The key words themselves are quite jarring.
“Notre Dame” and “probation” in the same sentence? What in the name of Knute Rockne is going on in South Bend?
Upon closer inspection, however, it’s clear that Brian Kelly’s highly ranked football program should be able to withstand this NCAA knuckle-rapping with little lasting fallout.
Even its relationship with former All-America cornerback and former assistant coach Todd Lyght, named in reports as the primary overstepper in the recruitment of current University of Washington linebacker Sav’ell Smalls, should emerge unscathed.
This isn’t a story about McDonald’s
Instead, Thursday’s news was more about the procedural side of the NCAA’s voluminous and arcane rulebook:
- Ten ill-timed text messages to a recruit Lyght had pegged for the wrong recruiting class.
- An impermissible off-campus meeting Lyght had with Smalls at Seattle’s Garfield High School in January 2019.

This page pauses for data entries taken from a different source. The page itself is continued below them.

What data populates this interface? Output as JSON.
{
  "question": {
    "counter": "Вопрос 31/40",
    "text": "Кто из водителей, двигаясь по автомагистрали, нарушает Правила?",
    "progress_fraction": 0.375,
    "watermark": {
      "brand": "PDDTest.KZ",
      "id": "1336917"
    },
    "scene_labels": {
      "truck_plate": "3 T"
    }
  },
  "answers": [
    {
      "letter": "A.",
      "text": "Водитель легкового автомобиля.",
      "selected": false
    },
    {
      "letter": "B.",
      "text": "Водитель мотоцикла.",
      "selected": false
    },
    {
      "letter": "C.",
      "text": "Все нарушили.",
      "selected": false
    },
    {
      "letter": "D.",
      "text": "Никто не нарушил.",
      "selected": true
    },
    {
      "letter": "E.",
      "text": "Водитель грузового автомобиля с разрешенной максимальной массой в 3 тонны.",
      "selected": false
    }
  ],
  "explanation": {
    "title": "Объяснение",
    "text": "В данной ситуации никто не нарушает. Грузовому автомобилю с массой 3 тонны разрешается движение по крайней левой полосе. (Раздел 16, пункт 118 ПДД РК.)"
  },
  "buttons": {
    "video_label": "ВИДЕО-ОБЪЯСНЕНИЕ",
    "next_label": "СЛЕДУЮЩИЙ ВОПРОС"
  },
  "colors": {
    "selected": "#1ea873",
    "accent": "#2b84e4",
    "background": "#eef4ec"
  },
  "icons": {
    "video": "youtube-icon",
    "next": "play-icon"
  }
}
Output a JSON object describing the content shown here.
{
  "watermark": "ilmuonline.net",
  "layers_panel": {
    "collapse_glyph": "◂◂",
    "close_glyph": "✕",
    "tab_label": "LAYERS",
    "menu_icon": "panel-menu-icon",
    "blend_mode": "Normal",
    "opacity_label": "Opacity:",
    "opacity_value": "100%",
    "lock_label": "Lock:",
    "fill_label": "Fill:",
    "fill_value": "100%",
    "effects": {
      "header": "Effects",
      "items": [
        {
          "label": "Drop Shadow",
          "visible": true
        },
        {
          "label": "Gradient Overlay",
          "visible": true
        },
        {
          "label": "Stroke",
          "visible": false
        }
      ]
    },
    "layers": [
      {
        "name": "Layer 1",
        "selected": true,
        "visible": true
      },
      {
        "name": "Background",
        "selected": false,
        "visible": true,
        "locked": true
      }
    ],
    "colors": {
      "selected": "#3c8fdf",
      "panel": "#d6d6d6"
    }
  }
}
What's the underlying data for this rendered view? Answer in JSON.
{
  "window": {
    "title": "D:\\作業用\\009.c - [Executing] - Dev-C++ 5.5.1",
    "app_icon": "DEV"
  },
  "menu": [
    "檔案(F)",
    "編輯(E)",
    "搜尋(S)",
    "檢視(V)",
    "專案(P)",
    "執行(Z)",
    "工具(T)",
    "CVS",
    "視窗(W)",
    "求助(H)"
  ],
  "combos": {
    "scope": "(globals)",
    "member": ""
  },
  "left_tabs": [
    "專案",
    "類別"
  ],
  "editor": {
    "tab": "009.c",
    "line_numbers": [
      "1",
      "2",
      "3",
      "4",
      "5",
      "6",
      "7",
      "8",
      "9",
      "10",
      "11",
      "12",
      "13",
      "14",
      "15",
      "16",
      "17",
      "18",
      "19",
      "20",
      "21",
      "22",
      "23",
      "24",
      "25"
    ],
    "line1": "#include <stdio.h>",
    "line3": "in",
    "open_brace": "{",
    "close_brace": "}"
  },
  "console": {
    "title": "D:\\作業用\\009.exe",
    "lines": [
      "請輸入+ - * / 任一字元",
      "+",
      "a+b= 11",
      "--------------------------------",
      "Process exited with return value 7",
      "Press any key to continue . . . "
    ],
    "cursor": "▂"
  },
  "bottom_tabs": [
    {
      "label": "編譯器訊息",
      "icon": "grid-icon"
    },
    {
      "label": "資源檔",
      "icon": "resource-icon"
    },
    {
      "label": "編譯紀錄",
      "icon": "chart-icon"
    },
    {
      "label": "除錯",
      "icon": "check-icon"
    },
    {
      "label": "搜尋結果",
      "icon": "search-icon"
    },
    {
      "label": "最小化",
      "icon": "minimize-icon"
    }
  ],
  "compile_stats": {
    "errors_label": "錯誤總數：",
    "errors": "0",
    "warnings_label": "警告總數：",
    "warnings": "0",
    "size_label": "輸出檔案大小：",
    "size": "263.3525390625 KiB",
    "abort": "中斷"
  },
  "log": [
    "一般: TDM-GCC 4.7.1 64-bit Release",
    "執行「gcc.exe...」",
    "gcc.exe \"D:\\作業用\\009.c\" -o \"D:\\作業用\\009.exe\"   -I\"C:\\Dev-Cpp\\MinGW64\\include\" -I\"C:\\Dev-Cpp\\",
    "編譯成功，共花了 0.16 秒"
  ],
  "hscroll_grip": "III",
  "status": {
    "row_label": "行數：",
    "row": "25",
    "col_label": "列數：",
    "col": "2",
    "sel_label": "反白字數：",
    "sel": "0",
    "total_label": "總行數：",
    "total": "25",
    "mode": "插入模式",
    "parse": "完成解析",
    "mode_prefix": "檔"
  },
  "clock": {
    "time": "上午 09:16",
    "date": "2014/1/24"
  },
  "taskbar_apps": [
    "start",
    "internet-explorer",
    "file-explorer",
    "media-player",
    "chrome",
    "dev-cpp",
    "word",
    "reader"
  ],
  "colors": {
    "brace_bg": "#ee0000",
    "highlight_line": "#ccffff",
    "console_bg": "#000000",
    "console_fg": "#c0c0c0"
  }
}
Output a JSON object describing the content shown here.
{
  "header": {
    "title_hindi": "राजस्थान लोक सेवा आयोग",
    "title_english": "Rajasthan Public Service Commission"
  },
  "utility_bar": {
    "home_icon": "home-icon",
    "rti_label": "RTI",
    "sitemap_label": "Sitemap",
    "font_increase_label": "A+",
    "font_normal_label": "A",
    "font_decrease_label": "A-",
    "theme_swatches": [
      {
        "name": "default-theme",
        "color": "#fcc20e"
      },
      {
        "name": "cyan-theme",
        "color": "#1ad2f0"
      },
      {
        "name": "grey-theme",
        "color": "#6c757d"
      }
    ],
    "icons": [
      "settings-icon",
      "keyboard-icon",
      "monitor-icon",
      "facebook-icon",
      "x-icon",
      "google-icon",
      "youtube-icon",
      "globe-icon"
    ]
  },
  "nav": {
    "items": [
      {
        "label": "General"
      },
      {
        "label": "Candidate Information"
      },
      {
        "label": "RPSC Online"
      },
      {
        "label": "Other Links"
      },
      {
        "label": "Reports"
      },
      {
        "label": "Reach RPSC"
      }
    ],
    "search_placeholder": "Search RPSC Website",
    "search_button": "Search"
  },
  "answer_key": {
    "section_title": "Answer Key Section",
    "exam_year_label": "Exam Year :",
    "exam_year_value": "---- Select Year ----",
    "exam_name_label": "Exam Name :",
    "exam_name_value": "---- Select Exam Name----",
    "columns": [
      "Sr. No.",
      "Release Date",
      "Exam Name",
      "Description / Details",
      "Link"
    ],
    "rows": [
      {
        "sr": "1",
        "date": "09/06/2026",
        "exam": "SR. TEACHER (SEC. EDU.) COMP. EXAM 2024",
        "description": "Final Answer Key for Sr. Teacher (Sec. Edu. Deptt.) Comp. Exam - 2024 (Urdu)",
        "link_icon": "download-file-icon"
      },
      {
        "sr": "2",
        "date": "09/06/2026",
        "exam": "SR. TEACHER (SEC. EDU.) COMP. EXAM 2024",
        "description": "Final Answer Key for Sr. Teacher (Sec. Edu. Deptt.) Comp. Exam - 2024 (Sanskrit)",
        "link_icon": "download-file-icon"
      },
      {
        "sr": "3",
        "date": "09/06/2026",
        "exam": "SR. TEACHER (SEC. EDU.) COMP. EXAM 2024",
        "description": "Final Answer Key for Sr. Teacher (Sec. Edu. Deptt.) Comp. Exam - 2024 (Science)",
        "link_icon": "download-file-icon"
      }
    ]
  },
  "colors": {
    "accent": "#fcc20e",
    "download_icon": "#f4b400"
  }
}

- A verboten selfie Kelly took with a recruit during a visit to a high school cafeteria in Pickerington, Ohio in October 2019. That’s where four-star wide receiver Lorenzo Styles Jr., a 2021 Notre Dame signee, played his high school ball.
None of this is meant to diminish Notre Dame’s mistakes. Kelly and his coaches should know better. Further missteps during the one-year probation could trigger additional penalties.
However, on the four-level spectrum devised by the NCAA’s Committee on Infractions, these are Level II and Level III violations. Penalties include one less official visit, 14 fewer days for unofficial visits and a seven-day off-campus recruiting ban for the coaching staff.
Oh, and Notre Dame also must pay a $5,000 fine. For a football program with an estimated $112 million in annual revenue, including $21 million in TV rights fees alone, that figure is laughable.
“Any violation of NCAA rules is unacceptable and Notre Dame Athletics takes full responsibility for its actions in this regard,” Notre Dame athletic director Jack Swarbrick said in a statement. “While we made clear to the NCAA our view that the agreed-upon penalties exceeded the nature of the infractions, we accept the final outcome of the case.”
Lyght, Swarbrick also pointed out, is no longer employed at Notre Dame, having resigned days after coaching in the Camping World Bowl at the end of the 2019 season. The NCAA gave Lyght a six-month show-cause penalty through July 20.
At the time of Lyght’s departure after five seasons on his staff, Kelly publicly wished him well: “I’d like to thank Todd for his years of service to his alma mater. He has been a valuable part of our staff and his impact as both a player and coach here at Notre Dame will be lasting. … I’m grateful for everything Todd contributed.”
This week’s PR ding aside, that tribute remains just as applicable.